[AIM OF THE TASK]: Go through the listing below. Copy each line that has the string "Salary".

-- AVAILABLE DATA follows --

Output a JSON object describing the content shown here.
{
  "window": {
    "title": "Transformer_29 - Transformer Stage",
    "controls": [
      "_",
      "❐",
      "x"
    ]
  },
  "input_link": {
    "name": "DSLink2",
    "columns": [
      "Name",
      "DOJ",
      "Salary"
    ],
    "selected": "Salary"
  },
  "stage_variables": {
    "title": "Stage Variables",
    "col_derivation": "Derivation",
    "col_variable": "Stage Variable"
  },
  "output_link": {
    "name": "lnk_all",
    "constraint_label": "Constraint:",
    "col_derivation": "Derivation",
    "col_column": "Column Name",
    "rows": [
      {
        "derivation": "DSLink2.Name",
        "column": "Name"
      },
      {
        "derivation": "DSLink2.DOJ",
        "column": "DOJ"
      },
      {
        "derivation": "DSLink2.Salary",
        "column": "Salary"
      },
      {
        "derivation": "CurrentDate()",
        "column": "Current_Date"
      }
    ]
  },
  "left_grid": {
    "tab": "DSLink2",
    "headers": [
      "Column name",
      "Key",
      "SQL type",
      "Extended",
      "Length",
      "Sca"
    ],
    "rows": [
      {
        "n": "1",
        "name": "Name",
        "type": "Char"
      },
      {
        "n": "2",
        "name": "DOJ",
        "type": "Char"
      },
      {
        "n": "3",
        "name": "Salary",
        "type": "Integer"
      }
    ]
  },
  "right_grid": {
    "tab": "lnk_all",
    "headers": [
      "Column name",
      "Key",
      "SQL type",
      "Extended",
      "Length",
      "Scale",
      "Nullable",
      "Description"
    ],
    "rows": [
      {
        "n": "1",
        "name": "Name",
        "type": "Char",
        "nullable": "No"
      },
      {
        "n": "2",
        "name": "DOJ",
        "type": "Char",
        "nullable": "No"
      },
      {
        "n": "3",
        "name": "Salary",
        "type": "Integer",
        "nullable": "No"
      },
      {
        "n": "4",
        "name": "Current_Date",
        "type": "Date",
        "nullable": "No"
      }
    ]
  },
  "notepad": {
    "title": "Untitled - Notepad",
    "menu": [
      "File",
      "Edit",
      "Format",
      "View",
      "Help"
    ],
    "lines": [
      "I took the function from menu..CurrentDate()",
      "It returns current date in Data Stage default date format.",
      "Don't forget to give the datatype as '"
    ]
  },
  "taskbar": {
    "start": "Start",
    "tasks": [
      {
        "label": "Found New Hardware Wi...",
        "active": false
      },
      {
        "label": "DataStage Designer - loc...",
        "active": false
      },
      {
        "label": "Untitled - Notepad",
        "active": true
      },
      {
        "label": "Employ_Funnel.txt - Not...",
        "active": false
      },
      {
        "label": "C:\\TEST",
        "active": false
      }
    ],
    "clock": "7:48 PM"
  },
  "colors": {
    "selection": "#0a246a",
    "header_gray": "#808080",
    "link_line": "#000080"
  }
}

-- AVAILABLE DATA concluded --

[YOUR SOLUTION]:
      "Salary"
    "selected": "Salary"
        "derivation": "DSLink2.Salary",
        "column": "Salary"
        "name": "Salary",
        "name": "Salary",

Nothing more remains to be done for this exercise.